Main Profile

At A Glance

2.4.2 Explain how phospholipids maintain the structure of the cell membrane

Phospholipids are made up of a phosphate group which is polar and water soluble, attached to a glycerol. The glycerol is then attached to two fatty acids which are non-polar and not water soluble. The phosphate 'head' is hydrophilic (water-loving) while the fatty acids 'tails' are hydrophobic (water- hating). Therefore, the phospholipids orientate themselves in a bilayer with the 'heads' pointing outwards towards either the cytoplasm or extracellular fluid. The 'tails' point inwards and create a water-free zone in the middle of the bilayer.If the cell membrane encounters a disturbance, though the components may temporarily move apart, the phospholipids will reorientate themselves in the bilayer (as a result of their hydrophilic phosphate 'heads' and hydrophobic fatty acid 'tails') and thus maintain the structure of the cell membrane.
Length: 02:01

Contact

Questions about 2.4.2 Explain how phospholipids maintain the structure of the cell membrane

Want more info about 2.4.2 Explain how phospholipids maintain the structure of the cell membrane?
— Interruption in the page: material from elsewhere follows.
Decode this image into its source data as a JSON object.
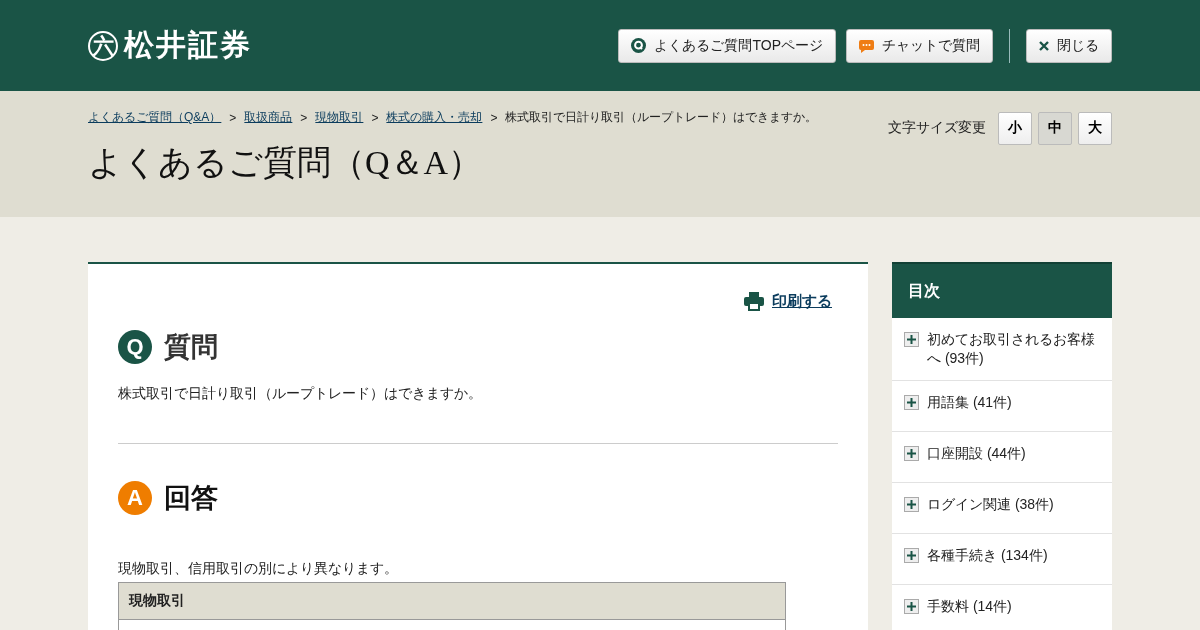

Get free advice from education experts and Noodle community members.

  • Answer

Ask a New Question